Up at 5am to milk his cows, battling bureaucracy by day and making late deliveries by night – becoming a cheese-maker in Russia has been “hard, hard work” for Jay Close.

Jay was inspired to try making cheese after visiting a cheese-maker in Holland during their honeymoon.

The operation has taken over the entire downstairs of the farmhouse he built himself. “I’m making cheese in my living room and my kitchen,” he says.

Although clearly stressed at times, he comes alive as he talks about his products, which he describes as “something that was made the way things were supposed to be made before progress stepped in and made things worse”.

He believes most cheese in Moscow’s supermarkets, which sells for as little as 220 roubles ($7; £4.50) a kilo, is mass produced and has vegetable fat added.

Jay uses 10 litres of milk – which he says costs 450 roubles – for each kilo of cheese.

The cheese sells for 500-600 roubles a kilo when bought directly from him.

It seems like Russia would be one of the hardest country in which to start making cheese.
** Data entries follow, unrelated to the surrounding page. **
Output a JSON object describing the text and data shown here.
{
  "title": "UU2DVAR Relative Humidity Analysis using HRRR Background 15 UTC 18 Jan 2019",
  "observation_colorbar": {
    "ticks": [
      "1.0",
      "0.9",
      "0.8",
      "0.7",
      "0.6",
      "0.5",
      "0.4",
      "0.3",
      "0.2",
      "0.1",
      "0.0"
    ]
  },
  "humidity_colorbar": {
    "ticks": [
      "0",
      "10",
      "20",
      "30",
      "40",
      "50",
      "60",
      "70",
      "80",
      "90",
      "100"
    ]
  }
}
When I went to Russia years ago, I seem to remember that the only cheese I ate was some bland cheddar type cheese. So this can only be an improvement.